While Mr. Handy's post deals primarily with the potential negative impacts of data and technology on individuals, organizations, and society in general, he has a message about the limitations of data that marketers need to remember. He wrote:

"Today's technologies would like to reclassify us bundles of data - be they words, numbers, or images - that the infosphere can process more easily. . . This kind of algorithmic society, with its programmes [sic] and routines, will take the stress out of life - but also much of its meaning if we let it.

This meaning is rooted in our consciousness, which cannot be coded or made into data. Nor can the virtues of beauty, truth, or goodness, which you recognize when you see them but cannot adequately measure or define. Love, trust, loyalty, and judgement [sic] - the essentials of our human relationships - are also immune to sensible quantification. Trying to codify them is pointless."

It would be unreasonable to suggest that having and using relevant and accurate data about current and potential customers won't help marketers make better decisions and create more effective marketing programs. But it's equally unreasonable to believe that data and data analytics are all that's necessary for successful marketing.

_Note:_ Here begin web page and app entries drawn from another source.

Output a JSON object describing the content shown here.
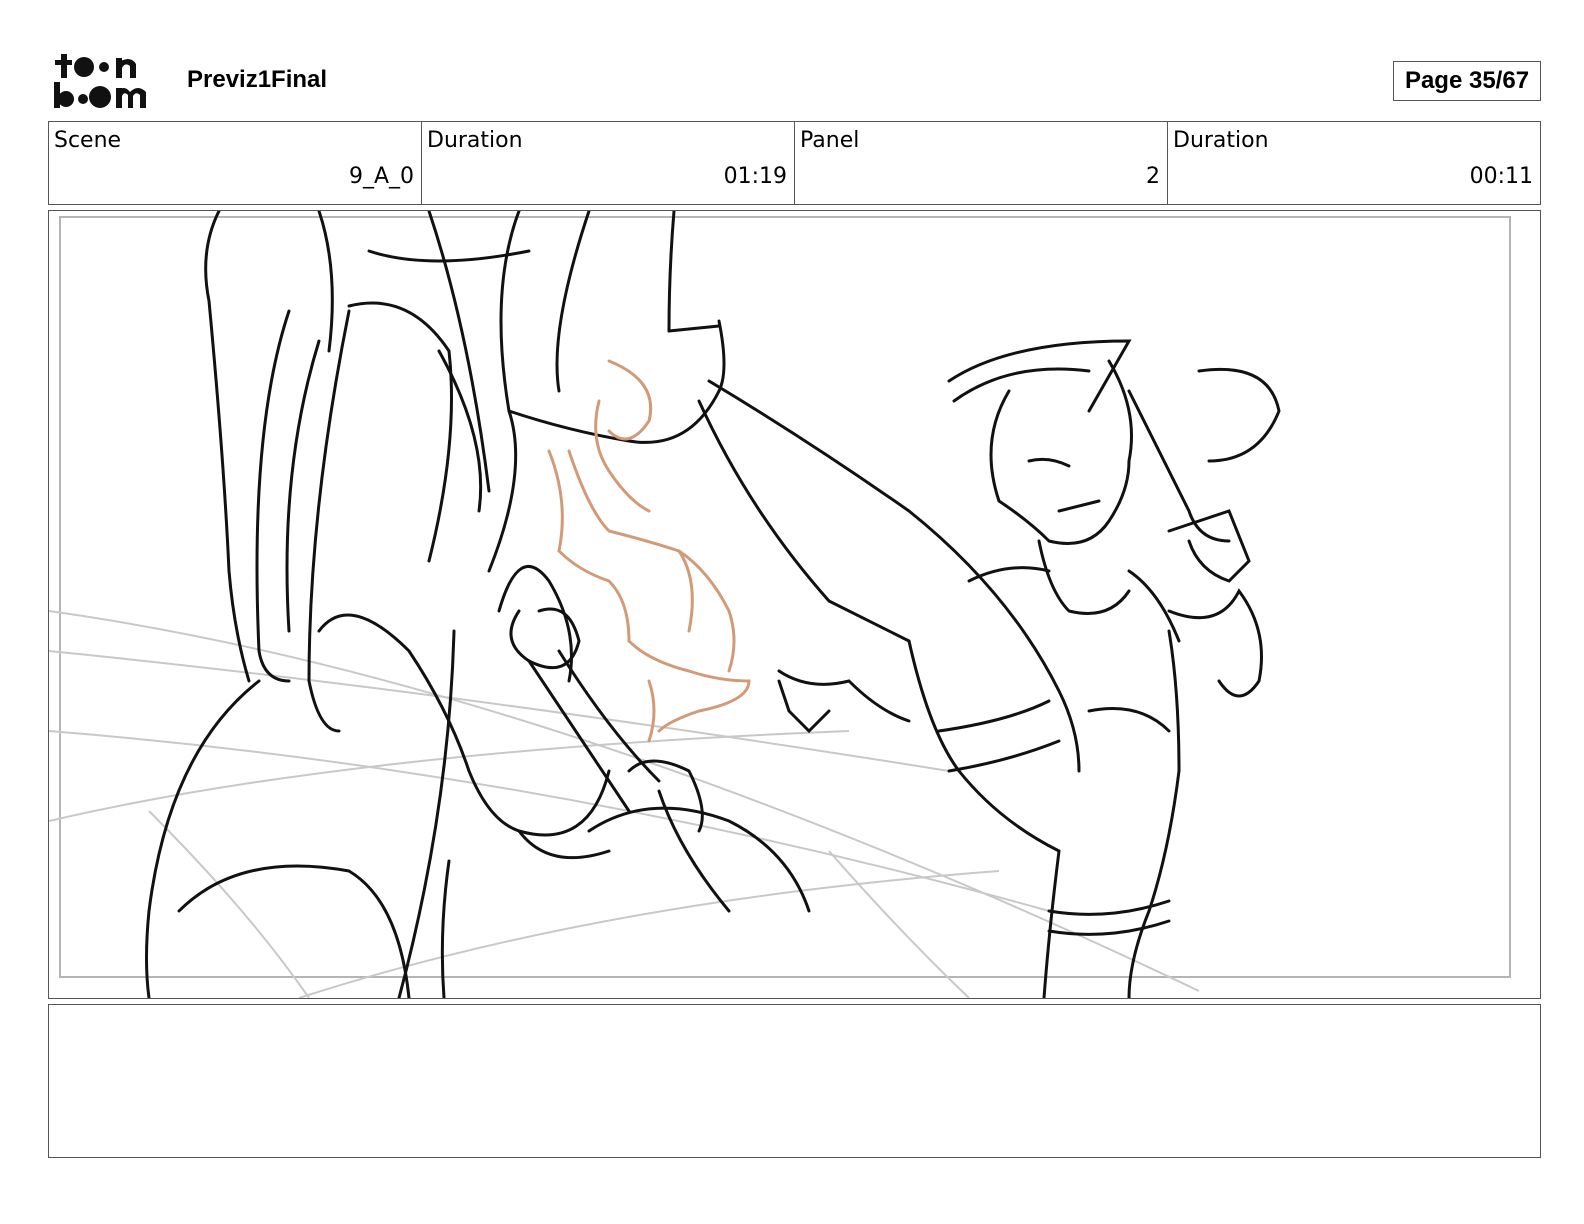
{
  "header": {
    "project_title": "Previz1Final",
    "page_label": "Page 35/67"
  },
  "info": {
    "scene_label": "Scene",
    "scene_value": "9_A_0",
    "duration_label": "Duration",
    "duration_value": "01:19",
    "panel_label": "Panel",
    "panel_value": "2",
    "panel_duration_label": "Duration",
    "panel_duration_value": "00:11"
  },
  "colors": {
    "sketch_ink": "#111111",
    "fire_sketch": "#d39a78",
    "guide_lines": "#c8c8c8",
    "border": "#555555"
  }
}
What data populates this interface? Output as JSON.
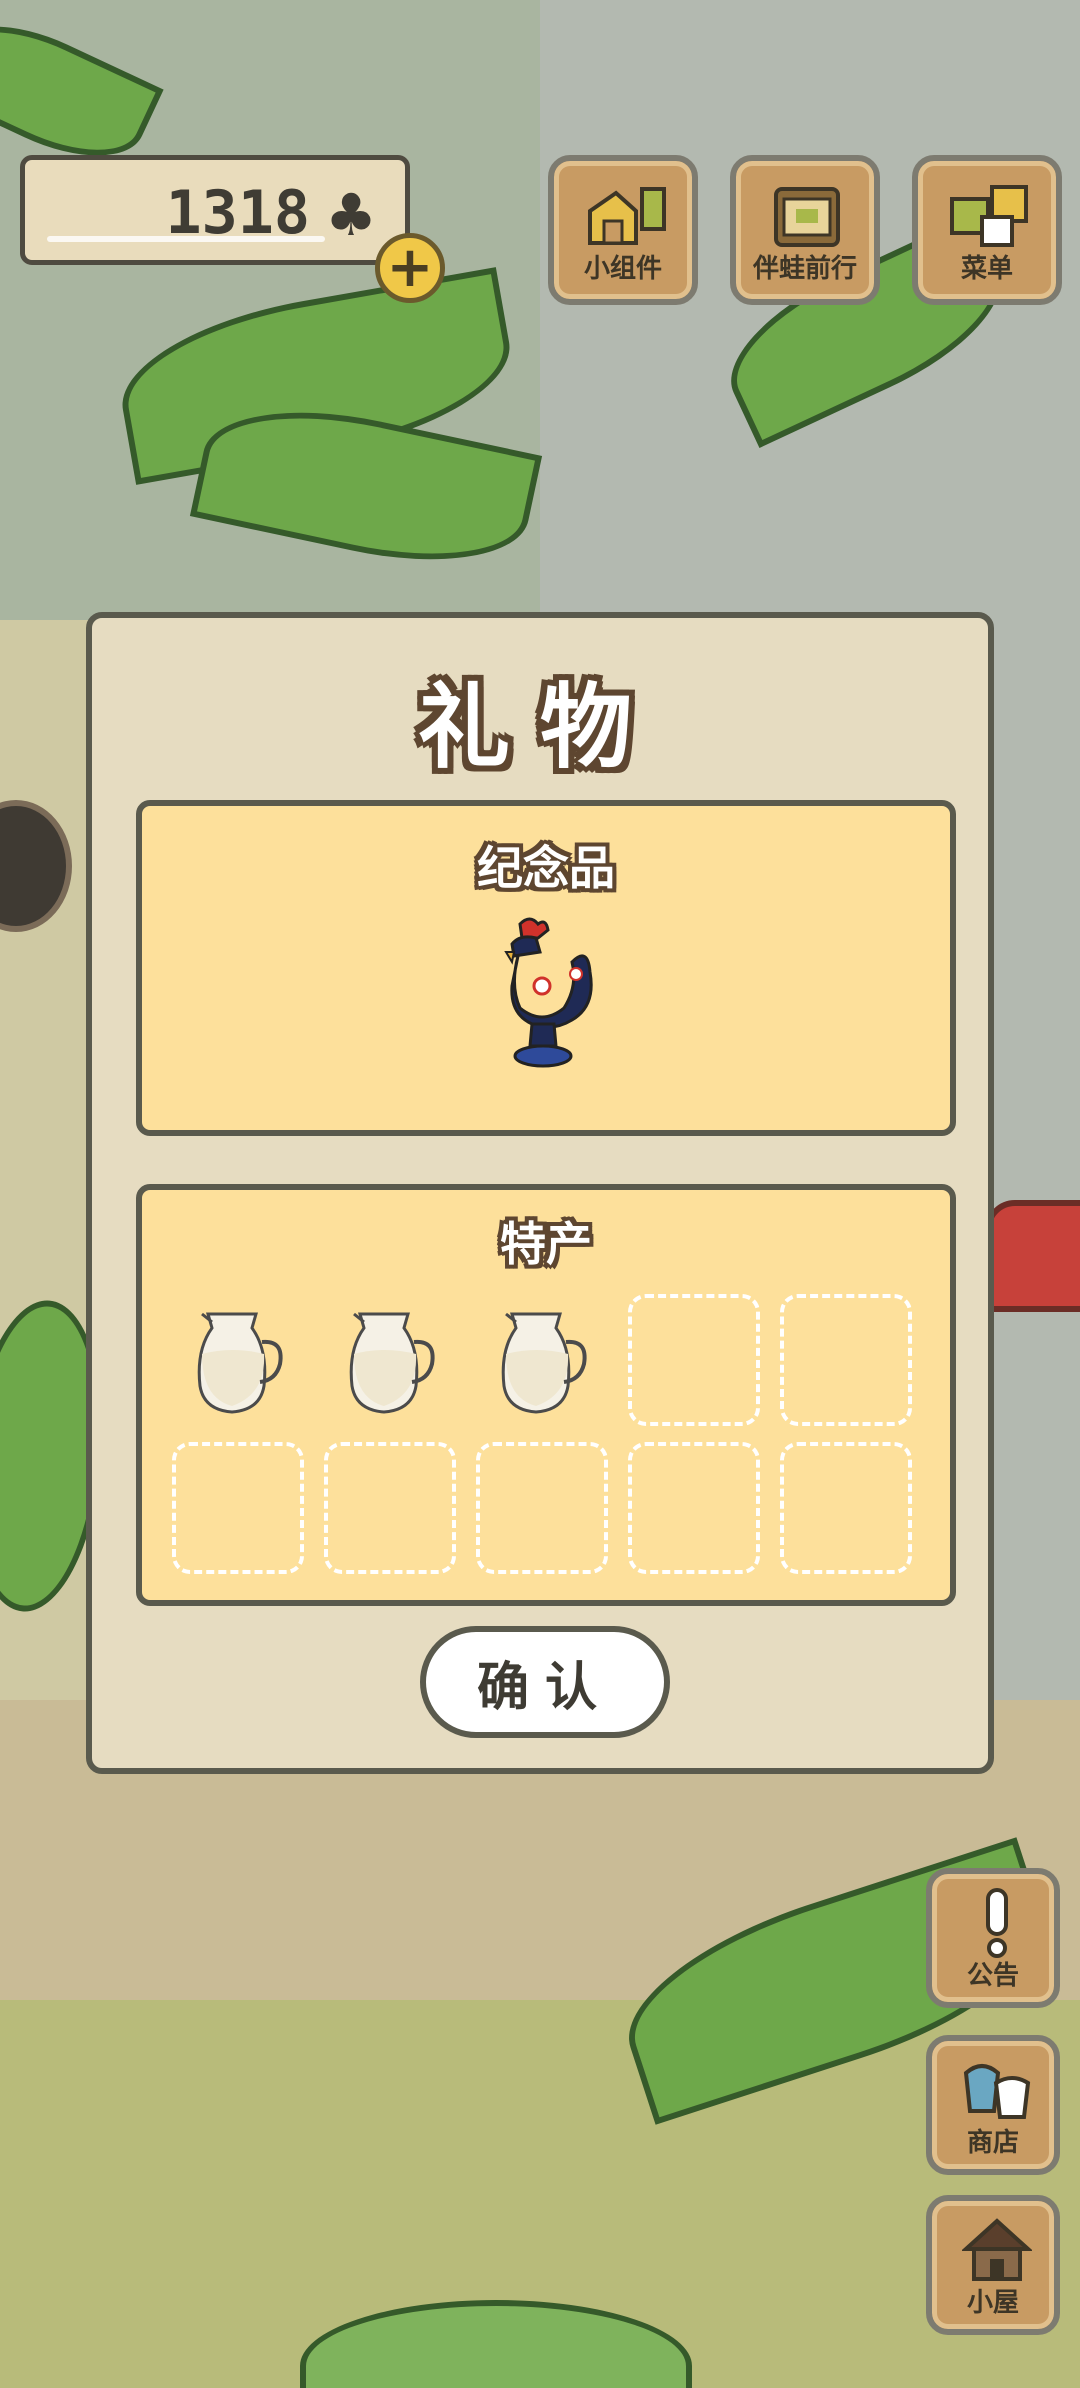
{
  "hud": {
    "clover_count": "1318",
    "clover_icon": "clover-icon",
    "buttons": [
      {
        "label": "小组件",
        "icon": "widget-icon"
      },
      {
        "label": "伴蛙前行",
        "icon": "journey-book-icon"
      },
      {
        "label": "菜单",
        "icon": "menu-cards-icon"
      }
    ]
  },
  "side_buttons": [
    {
      "label": "公告",
      "icon": "exclamation-icon"
    },
    {
      "label": "商店",
      "icon": "shop-bags-icon"
    },
    {
      "label": "小屋",
      "icon": "house-icon"
    }
  ],
  "dialog": {
    "title": "礼物",
    "souvenir": {
      "title": "纪念品",
      "item": "rooster-figurine"
    },
    "specialty": {
      "title": "特产",
      "filled_count": 3,
      "total_slots": 10,
      "item": "milk-jug"
    },
    "confirm_label": "确认"
  },
  "colors": {
    "panel_fill": "#fde09b",
    "dialog_fill": "#e6dcc1",
    "outline": "#5a5a4d",
    "button_wood": "#c89b63"
  }
}
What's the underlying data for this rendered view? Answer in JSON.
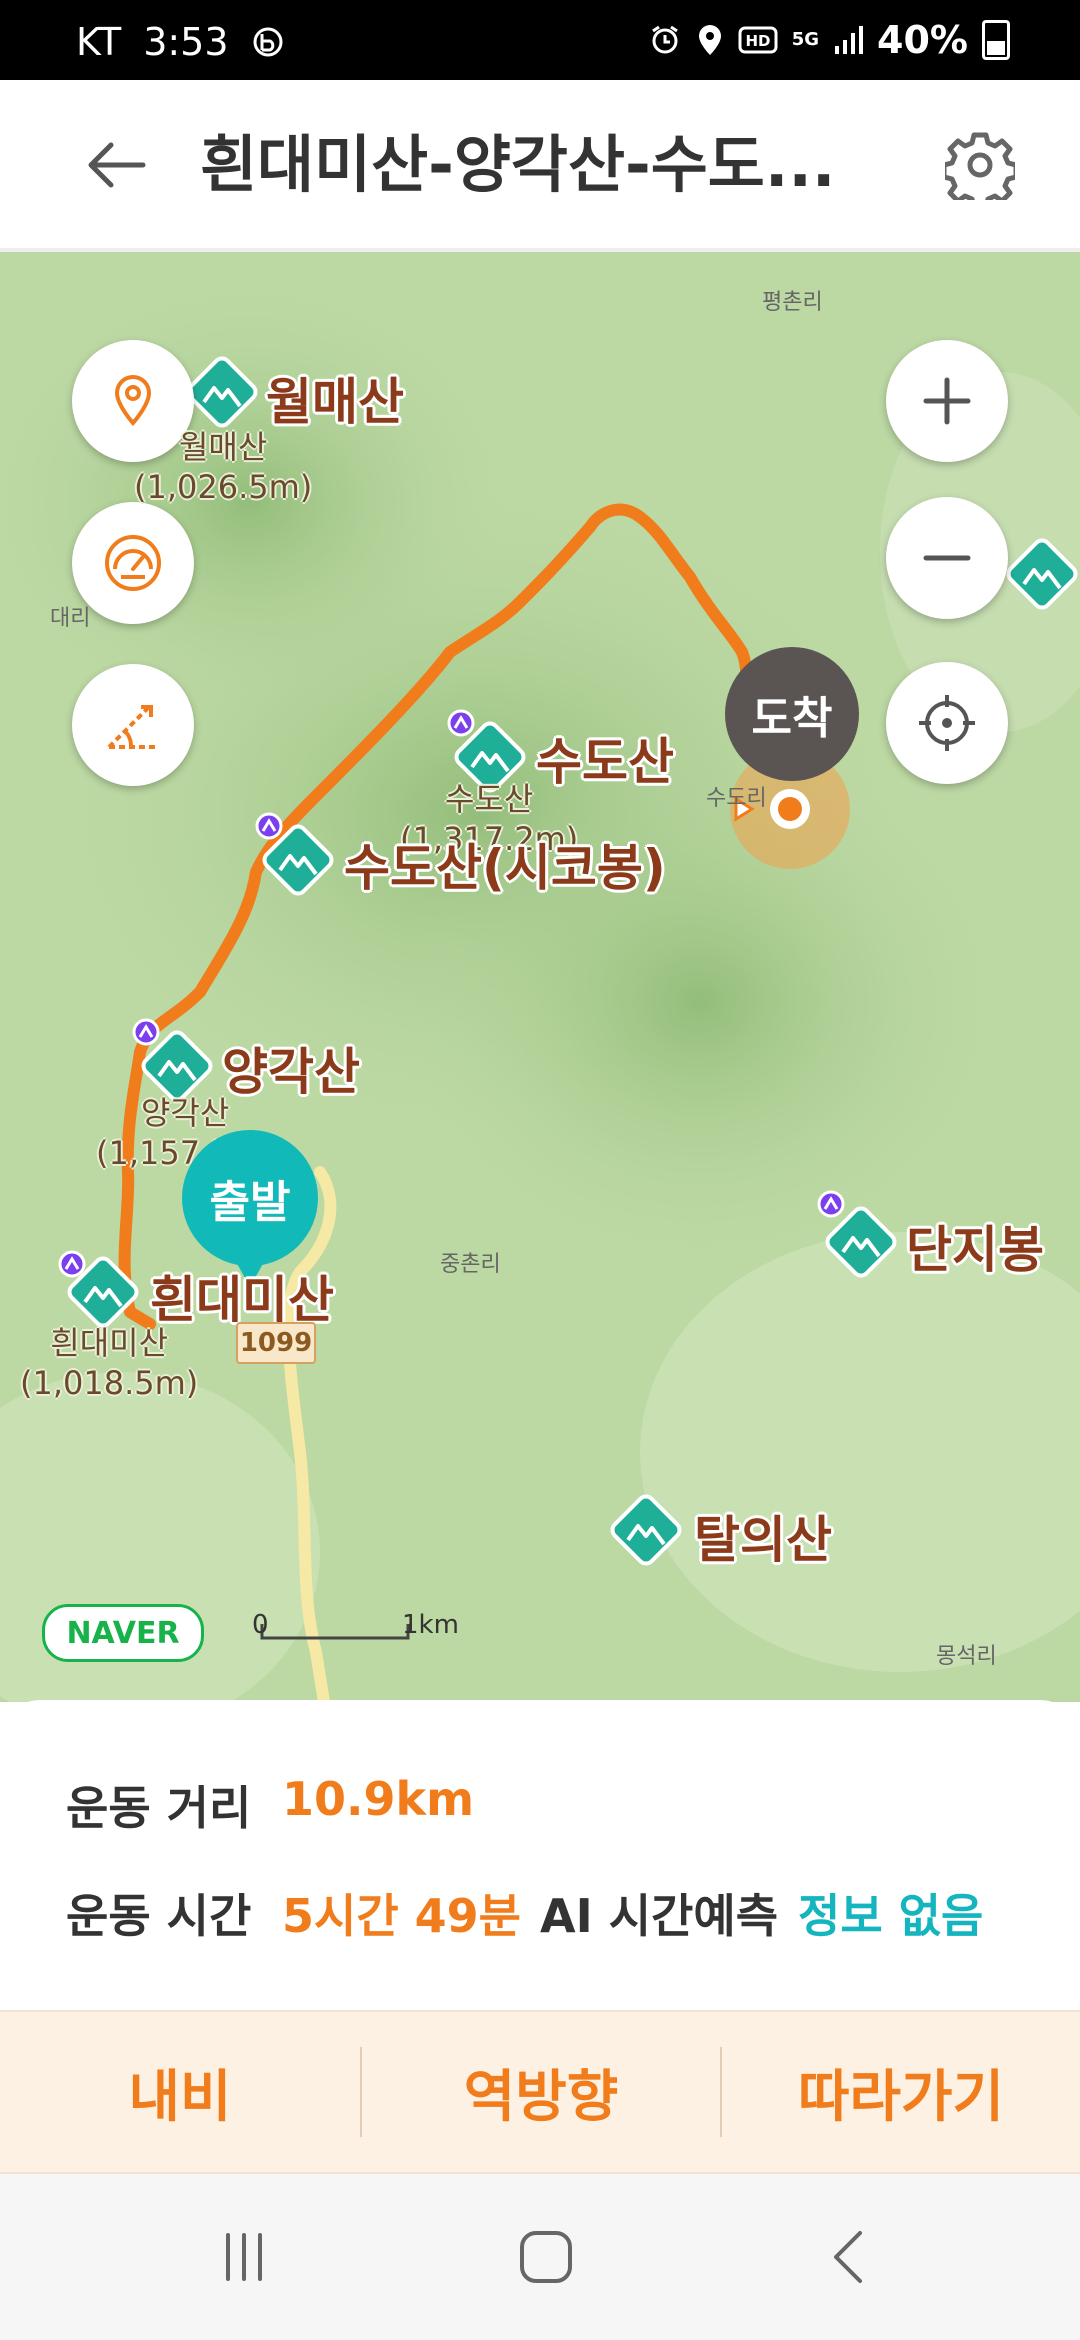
{
  "status_bar": {
    "carrier": "KT",
    "time": "3:53",
    "network": "5G",
    "battery": "40%"
  },
  "header": {
    "title": "흰대미산-양각산-수도..."
  },
  "map": {
    "peaks": [
      {
        "name": "월매산",
        "elevation_label": "월매산\n(1,026.5m)"
      },
      {
        "name": "수도산",
        "elevation_label": "수도산\n(1,317.2m)"
      },
      {
        "name": "수도산(시코봉)"
      },
      {
        "name": "양각산",
        "elevation_label": "양각산\n(1,157.5m)"
      },
      {
        "name": "흰대미산",
        "elevation_label": "흰대미산\n(1,018.5m)"
      },
      {
        "name": "단지봉"
      },
      {
        "name": "탈의산"
      }
    ],
    "start_label": "출발",
    "end_label": "도착",
    "villages": [
      "평촌리",
      "대리",
      "중촌리",
      "몽석리",
      "수도리"
    ],
    "road_number": "1099",
    "brand": "NAVER",
    "scale": {
      "start": "0",
      "end": "1km"
    },
    "route_color": "#f07c1c",
    "peak_icon_color": "#1fae98"
  },
  "stats": {
    "distance_label": "운동 거리",
    "distance_value": "10.9km",
    "time_label": "운동 시간",
    "time_value": "5시간 49분",
    "ai_label": "AI 시간예측",
    "ai_value": "정보 없음"
  },
  "actions": {
    "navi": "내비",
    "reverse": "역방향",
    "follow": "따라가기"
  }
}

Virtually all of the data about customers and prospects that we track and use is behavioral data. Behavioral data can tell us what a potential buyer has done (and often when and where an action was taken), but behavioral data doesn't reveal the psychological and/or emotional factors that motivated the behavior, and it doesn't tell us much about the context in which a behavior occurs.

Big data is seductive because it appears to give us a highly detailed picture of our potential customers, but despite the detail, big data provides only part of the "customer intelligence" we need for effective marketing. It's like having a high-resolution version of half of the Mona Lisa.